Michele serves as the Managing Partner of the firm’s Washington, D.C. office. She helps clients with a range of global and U.S. communications policy initiatives, spectrum auctions, licensing and compliance matters, and regulatory strategy involving M&A transactions as well as litigation.

Michele obtains regulatory approvals, waivers, and other licenses for many new and cutting-edge technologies. And she leads teams advising major global companies on regulatory strategy issues involving a range of international jurisdictions. As a legal authority in her industry, she also speaks and writes extensively on a range of communications issues.

Michele joined the firm in 1997, after serving as Chief of the Federal Communications Commission (FCC) Wireless Telecommunications Bureau. While at the FCC, she led the agency's new spectrum auction initiative and held primary responsibility over several major auctions and spectrum policy initiatives, as well as the bureau's implementation of the Telecommunications Act of 1996.

Previously, Michele served as Acting Deputy Assistant Secretary and Chief of Staff for the National Telecommunications and Information Administration at the U.S. Department of Commerce.
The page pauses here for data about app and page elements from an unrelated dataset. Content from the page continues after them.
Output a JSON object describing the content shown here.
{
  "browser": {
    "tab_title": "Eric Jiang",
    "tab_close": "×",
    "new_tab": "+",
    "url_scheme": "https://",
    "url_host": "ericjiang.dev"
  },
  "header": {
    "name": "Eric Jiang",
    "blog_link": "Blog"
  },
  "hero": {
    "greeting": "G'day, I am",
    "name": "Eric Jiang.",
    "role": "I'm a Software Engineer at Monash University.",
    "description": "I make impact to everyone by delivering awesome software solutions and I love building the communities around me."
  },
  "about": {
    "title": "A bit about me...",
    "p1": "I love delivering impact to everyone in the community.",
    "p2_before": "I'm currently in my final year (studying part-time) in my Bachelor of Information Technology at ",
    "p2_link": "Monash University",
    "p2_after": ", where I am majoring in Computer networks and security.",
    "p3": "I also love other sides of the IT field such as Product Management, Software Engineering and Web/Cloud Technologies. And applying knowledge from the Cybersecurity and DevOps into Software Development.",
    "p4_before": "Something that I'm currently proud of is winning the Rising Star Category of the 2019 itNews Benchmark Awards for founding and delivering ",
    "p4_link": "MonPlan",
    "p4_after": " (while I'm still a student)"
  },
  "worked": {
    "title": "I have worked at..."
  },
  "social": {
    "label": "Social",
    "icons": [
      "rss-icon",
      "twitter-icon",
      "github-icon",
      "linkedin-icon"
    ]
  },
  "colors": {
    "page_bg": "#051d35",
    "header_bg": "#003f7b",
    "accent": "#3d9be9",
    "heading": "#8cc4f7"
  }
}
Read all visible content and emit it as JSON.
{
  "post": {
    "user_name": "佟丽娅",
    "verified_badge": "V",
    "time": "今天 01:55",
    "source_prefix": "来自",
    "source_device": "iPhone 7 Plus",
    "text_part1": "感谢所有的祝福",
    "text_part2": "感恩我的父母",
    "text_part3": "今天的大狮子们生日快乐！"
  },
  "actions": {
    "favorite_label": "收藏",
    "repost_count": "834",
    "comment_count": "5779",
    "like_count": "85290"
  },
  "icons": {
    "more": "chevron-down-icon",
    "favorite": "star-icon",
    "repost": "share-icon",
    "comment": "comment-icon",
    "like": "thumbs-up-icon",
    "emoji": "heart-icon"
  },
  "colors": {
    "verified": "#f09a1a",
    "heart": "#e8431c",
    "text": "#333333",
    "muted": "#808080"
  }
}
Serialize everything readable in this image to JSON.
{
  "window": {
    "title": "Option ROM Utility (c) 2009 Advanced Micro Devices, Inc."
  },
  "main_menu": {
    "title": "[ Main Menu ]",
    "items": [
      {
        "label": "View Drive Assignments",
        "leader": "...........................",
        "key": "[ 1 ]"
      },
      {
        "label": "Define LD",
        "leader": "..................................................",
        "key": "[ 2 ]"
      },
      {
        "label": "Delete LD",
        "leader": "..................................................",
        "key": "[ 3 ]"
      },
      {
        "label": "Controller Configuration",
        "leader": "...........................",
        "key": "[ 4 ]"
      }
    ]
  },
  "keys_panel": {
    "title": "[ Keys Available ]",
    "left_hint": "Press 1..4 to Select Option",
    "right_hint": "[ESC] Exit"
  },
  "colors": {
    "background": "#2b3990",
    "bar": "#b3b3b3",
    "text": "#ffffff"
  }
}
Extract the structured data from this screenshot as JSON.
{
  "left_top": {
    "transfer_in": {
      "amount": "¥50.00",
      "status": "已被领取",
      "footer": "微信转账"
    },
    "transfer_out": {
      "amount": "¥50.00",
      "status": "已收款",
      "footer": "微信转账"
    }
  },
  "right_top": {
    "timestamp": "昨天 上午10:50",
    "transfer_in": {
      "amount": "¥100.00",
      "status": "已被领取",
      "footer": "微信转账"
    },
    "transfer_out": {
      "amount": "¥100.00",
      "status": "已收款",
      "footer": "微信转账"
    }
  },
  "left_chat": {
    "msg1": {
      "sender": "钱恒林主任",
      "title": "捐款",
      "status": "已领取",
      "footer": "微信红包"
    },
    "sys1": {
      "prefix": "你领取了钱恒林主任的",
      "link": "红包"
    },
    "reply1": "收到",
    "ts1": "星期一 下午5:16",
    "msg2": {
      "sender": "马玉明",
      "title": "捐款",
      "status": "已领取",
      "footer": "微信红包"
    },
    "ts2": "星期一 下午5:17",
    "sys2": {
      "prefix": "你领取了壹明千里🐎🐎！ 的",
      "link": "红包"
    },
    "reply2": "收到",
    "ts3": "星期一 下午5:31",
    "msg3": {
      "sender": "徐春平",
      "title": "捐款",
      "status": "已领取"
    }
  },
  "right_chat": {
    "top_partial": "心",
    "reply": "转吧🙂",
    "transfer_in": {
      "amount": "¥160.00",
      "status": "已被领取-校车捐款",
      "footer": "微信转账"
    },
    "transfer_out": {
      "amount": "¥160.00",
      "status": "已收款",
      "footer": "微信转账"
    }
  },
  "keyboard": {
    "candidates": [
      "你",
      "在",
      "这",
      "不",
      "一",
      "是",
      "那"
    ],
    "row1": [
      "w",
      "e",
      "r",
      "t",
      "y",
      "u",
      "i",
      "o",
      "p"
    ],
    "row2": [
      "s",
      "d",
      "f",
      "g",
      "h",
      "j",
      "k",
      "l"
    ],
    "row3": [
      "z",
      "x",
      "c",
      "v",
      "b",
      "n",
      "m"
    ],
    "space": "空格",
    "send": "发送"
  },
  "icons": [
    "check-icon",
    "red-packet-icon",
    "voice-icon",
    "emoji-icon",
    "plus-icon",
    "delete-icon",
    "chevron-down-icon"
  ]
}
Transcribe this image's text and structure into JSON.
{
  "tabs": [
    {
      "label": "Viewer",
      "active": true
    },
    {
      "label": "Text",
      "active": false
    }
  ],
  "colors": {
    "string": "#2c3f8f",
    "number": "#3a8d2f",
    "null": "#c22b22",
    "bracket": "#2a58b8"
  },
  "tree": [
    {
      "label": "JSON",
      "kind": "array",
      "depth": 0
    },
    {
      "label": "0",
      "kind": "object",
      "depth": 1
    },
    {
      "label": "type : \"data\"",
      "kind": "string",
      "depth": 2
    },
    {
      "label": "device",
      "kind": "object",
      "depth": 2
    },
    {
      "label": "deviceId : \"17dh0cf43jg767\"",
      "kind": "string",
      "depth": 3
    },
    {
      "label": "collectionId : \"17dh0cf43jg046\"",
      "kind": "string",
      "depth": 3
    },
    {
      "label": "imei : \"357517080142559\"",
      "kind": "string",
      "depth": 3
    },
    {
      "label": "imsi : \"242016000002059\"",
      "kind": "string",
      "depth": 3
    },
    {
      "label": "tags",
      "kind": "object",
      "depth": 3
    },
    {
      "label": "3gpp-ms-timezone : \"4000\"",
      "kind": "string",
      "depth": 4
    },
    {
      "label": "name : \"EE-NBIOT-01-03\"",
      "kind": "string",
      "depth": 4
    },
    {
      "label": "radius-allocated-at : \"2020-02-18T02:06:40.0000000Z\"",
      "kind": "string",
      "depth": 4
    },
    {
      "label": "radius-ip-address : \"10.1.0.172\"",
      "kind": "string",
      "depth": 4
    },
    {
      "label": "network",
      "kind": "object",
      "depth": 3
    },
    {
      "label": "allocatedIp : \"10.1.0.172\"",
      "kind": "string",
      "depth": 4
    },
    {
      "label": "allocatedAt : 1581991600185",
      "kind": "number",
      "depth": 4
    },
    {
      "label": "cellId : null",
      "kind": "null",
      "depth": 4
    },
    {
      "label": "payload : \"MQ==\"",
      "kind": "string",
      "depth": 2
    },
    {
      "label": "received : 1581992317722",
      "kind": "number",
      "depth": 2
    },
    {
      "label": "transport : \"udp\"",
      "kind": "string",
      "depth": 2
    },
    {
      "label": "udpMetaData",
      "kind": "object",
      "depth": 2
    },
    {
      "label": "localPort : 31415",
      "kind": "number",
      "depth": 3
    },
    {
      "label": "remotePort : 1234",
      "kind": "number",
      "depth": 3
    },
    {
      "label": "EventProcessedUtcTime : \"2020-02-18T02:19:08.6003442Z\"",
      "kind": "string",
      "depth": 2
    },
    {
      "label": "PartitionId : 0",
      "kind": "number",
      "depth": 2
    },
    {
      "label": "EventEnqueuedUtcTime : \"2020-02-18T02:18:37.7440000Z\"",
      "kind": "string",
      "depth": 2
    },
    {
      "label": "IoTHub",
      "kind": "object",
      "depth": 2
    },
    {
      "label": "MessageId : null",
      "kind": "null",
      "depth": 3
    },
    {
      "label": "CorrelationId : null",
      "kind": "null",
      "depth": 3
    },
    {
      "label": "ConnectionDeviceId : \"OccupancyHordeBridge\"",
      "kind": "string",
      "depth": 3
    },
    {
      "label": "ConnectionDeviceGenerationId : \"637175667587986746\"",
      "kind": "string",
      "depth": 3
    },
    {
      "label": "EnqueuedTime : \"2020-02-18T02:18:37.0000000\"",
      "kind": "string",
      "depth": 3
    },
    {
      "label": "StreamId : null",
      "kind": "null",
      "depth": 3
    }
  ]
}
She played a lead role in developing the administration's positions on telecommunications reform as well as spectrum, international, electronic commerce, and other policy issues.

As Vice President for Law and Regulatory Policy at the Cellular Telecommunications Industry Association, she gained industry knowledge and regulatory advocacy experience while representing cellular carriers on regulatory, policy, and legal issues before the FCC. Michele also served as senior legal advisor to FCC Commissioner Ervin Duggan and as the mass media advisor to two FCC general counsels.